PAMM Museum in Miami ‘The Other Side of Now — Foresight in Contemporary Caribbean Art’ exhibition challenged Caribbean artists to envision the future for the Caribbean. Invited artists represented a wide range of islands including Puerto Rico, Curacao, Haiti, Trinidad and Tobago, and Barbados. The show was curated by María Elena Ortiz, the associate curator at the PAMM, who is originally from Puerto Rico, as well as Trinidadian Dr. Marsha Pearce; Cultural Studies scholar based at the University of the West Indies.
A corresponding increase in Value
With increased international focus on art from the Caribbean region, coupled with the emergence of social media technology, artists are now able to reach a much wider audience. This garners interest, excitement and buzz around their unique points of view, and expressions. Islands which were deemed closed markets are now opening. With the increase in success of more mid-level and established artists (up to 50% year over year), we see continuous growth opportunities for emerging artists to follow suit, enabling a wide range of price points for all levels of investors.
Who should Invest?
While opportunities exist for all art lovers looking for a diverse perspective, meaningful connection, and economic gain, we do see the emergence of a new Collector segment; the Caribbean diaspora. Sizable, well-educated, and affluent (mostly through professional success), this demographic is largely interested in investing in its countries of origin. After real estate, which has its own challenges to non residents in the region, Art is the next viable option. This hunger to connect with their roots, own their history and secure a positive future for the region is evident. The recent and historic Art Gallery of Ontario acquisition of the Montgomery collection of Caribbean photographs, was fundraised largely by members of Toronto’s black and Caribbean communities. Through stimulation and development of the Caribbean diaspora as a Collector segment, we estimate not only emotional and financial gain potential, but a halo effect on the Caribbean society as a whole.

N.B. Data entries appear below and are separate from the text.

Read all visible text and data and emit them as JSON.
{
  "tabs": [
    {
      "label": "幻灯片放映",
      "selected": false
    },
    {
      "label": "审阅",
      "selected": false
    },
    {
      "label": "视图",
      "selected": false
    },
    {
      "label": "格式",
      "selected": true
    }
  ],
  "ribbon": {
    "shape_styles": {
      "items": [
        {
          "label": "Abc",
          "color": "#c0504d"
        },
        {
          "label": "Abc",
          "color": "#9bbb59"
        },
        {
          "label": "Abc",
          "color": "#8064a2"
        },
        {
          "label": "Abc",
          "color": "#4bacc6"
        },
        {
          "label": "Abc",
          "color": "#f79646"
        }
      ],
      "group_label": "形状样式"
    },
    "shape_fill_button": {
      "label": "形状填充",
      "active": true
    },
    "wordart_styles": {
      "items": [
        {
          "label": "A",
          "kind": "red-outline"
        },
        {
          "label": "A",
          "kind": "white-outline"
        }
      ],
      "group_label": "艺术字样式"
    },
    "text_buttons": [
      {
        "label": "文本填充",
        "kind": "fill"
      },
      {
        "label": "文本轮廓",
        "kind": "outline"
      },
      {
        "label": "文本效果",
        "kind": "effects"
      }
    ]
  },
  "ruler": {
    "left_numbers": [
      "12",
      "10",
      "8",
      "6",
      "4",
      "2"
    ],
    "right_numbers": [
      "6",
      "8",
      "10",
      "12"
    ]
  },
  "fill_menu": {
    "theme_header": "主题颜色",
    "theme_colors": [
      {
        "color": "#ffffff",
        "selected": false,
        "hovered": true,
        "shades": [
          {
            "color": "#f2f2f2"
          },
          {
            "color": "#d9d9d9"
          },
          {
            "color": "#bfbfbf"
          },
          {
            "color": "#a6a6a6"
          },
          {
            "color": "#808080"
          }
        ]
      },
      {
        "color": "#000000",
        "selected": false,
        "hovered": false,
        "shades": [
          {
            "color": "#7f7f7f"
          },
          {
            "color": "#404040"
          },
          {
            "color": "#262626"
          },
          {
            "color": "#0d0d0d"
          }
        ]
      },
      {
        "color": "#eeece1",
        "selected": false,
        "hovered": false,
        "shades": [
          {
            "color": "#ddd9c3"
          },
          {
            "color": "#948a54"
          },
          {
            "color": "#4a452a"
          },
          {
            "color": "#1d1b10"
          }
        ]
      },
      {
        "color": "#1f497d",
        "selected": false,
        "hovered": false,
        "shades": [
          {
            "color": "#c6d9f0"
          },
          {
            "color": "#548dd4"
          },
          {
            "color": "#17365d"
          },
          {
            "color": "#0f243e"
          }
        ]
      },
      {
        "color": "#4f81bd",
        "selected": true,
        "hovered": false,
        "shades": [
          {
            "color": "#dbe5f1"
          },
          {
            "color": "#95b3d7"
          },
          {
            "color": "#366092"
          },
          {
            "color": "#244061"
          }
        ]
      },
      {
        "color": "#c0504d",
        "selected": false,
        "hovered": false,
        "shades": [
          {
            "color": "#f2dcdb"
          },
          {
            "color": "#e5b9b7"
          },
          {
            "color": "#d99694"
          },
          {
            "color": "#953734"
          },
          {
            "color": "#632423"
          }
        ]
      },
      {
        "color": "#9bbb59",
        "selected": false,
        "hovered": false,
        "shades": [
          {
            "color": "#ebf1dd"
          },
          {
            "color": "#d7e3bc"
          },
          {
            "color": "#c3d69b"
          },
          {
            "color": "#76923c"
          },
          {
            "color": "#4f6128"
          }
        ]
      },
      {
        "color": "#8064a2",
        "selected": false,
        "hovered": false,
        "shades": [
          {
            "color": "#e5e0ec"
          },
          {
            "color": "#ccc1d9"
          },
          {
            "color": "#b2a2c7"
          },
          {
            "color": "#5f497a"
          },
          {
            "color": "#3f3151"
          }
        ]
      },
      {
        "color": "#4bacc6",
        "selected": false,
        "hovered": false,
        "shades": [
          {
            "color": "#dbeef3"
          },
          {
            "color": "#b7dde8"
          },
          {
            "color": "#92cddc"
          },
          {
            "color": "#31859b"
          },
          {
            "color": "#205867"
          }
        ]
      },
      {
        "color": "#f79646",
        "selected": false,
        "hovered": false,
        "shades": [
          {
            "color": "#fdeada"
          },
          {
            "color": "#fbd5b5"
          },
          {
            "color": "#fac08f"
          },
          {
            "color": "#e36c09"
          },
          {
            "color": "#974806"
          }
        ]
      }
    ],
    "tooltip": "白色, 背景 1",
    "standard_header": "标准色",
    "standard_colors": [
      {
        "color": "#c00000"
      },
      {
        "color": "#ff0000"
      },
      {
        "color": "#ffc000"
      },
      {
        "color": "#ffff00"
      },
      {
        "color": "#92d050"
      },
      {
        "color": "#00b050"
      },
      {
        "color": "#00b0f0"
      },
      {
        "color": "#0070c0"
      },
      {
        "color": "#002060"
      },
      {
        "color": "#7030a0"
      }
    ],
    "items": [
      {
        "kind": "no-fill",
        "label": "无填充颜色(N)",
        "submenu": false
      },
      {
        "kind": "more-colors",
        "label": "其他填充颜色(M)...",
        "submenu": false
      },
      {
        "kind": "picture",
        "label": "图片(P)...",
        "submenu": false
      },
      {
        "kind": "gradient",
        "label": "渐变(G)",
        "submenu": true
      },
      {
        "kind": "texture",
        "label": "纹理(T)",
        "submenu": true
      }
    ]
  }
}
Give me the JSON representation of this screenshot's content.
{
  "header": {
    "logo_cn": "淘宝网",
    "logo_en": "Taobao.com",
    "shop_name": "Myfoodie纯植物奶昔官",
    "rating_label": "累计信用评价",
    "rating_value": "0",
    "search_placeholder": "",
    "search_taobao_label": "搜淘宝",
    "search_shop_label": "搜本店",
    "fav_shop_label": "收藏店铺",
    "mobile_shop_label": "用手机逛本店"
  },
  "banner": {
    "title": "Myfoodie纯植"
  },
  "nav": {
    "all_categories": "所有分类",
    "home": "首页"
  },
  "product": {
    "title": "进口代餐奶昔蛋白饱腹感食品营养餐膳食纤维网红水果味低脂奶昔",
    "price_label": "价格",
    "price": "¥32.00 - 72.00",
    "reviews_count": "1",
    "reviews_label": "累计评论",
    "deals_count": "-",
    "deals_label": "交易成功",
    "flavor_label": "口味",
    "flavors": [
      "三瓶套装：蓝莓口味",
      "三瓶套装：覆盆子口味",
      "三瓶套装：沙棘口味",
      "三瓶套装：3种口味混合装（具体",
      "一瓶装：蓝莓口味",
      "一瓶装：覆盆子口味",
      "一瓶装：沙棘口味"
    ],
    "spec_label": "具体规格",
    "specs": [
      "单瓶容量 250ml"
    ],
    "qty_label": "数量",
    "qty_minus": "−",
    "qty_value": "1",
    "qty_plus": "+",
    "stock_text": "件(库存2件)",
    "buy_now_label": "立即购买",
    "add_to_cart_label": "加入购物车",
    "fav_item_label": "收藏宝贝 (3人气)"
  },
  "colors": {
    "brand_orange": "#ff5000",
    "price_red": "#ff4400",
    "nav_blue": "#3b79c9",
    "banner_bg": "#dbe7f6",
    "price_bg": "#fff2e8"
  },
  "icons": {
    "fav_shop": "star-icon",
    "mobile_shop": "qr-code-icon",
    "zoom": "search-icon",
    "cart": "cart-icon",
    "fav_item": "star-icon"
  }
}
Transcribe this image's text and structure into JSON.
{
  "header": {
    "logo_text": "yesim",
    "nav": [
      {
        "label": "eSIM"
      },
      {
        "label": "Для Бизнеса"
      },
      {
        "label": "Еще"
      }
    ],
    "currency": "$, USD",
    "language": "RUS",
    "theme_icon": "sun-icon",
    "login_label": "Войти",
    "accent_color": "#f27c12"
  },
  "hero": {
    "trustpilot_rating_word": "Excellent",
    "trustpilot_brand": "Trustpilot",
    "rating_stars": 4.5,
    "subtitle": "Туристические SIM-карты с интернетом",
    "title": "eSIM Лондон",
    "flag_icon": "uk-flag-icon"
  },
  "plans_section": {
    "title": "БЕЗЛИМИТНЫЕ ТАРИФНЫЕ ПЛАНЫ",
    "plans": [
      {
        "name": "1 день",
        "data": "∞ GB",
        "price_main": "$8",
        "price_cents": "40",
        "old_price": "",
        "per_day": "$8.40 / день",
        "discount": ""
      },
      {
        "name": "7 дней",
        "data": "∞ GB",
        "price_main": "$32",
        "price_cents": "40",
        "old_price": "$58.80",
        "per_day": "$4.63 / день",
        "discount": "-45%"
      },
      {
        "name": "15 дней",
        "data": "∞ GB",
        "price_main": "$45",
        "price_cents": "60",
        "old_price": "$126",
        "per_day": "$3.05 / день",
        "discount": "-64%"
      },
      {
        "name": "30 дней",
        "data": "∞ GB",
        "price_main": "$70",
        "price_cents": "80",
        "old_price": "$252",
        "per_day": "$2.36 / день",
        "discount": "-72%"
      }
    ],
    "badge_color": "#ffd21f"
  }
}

The Les Îles Platform
The Les Îles mission is to enhance the visibility of artists from the Caribbean region and its diaspora, bringing together on one platform, artists from the English, Spanish, French and Dutch speaking Caribbean. We are initiating a dedicated channel to facilitate this growing ecosystem of Caribbean artists and investors. Through this, we hope to stimulate awareness and development of a structured Art Economy in the region, one that generates value for artists, new and experienced collectors. To learn more about Caribbean artists, please visit us at www.lesiles.com, where we also encourage you to subscribe for updates! You can contact us at firstname.lastname@example.org with any inquiries, comments or just to reach out!